» **Action item**
Where a line below holds the string "structured", that line goes into the answer.

===== Dataset records =====

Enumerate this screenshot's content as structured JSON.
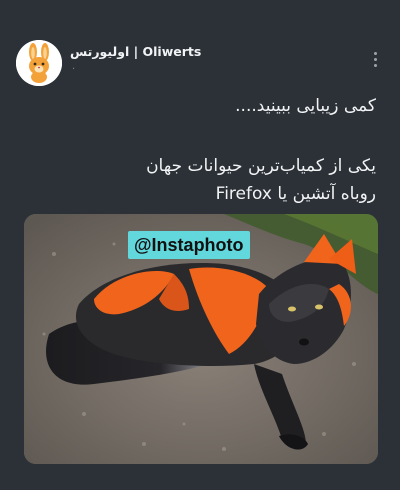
{
  "post": {
    "author_name": "اولیورتس | Oliwerts",
    "meta": "·",
    "text_lines": [
      "کمی زیبایی ببینید....",
      "یکی از کمیاب‌ترین حیوانات جهان",
      "روباه آتشین یا Firefox"
    ],
    "image": {
      "watermark": "@Instaphoto",
      "subject": "fox-photo"
    }
  },
  "colors": {
    "background": "#2b3137",
    "watermark_bg": "#63d8dc",
    "fox_orange": "#f0641c"
  }
}
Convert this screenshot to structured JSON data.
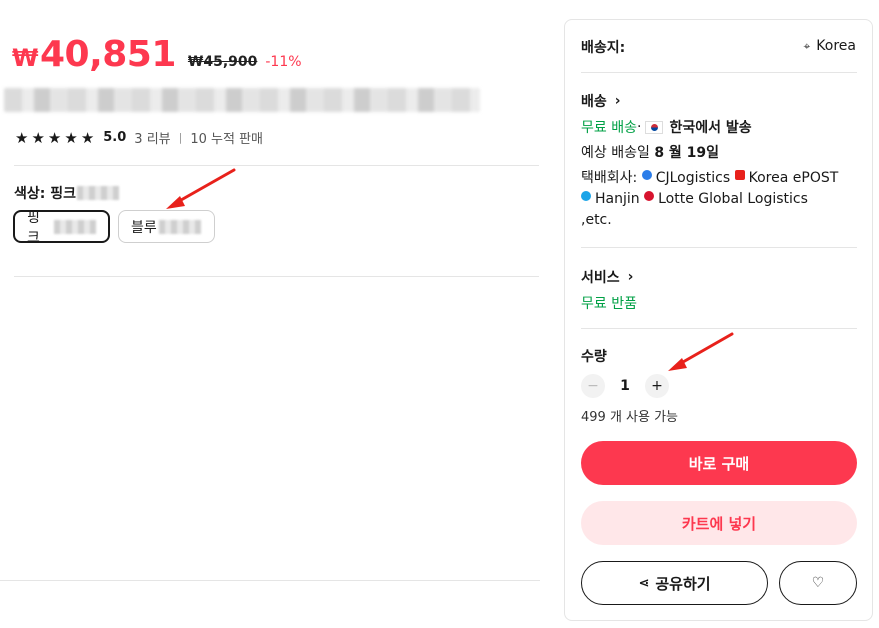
{
  "product": {
    "currency": "₩",
    "price": "40,851",
    "original_price": "₩45,900",
    "discount": "-11%",
    "rating_score": "5.0",
    "reviews": "3 리뷰",
    "sold": "10 누적 판매",
    "color_label": "색상: 핑크",
    "options": [
      {
        "label": "핑크",
        "selected": true
      },
      {
        "label": "블루",
        "selected": false
      }
    ]
  },
  "shipping": {
    "label": "배송지:",
    "destination": "Korea",
    "section_title": "배송",
    "free_shipping": "무료 배송",
    "dot": " · ",
    "origin": "한국에서 발송",
    "eta_prefix": "예상 배송일",
    "eta_date": "8 월 19일",
    "carriers_prefix": "택배회사:",
    "carrier_1": "CJLogistics",
    "carrier_2": "Korea ePOST",
    "carrier_3": "Hanjin",
    "carrier_4": "Lotte Global Logistics ,etc."
  },
  "service": {
    "title": "서비스",
    "free_return": "무료 반품"
  },
  "quantity": {
    "label": "수량",
    "value": "1",
    "minus": "−",
    "plus": "+",
    "available": "499 개 사용 가능"
  },
  "actions": {
    "buy_now": "바로 구매",
    "add_to_cart": "카트에 넣기",
    "share": "공유하기"
  },
  "colors": {
    "accent": "#fd384f",
    "cart_bg": "#ffe7e9",
    "green": "#00a045",
    "annotation_arrow": "#e8211b"
  },
  "icons": {
    "star": "star-icon",
    "location": "location-pin-icon",
    "chevron": "chevron-right-icon",
    "share": "share-icon",
    "heart": "heart-icon"
  }
}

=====

» **Problem solution**
Enumerate this screenshot's content as structured JSON.
Convert this screenshot to structured JSON data.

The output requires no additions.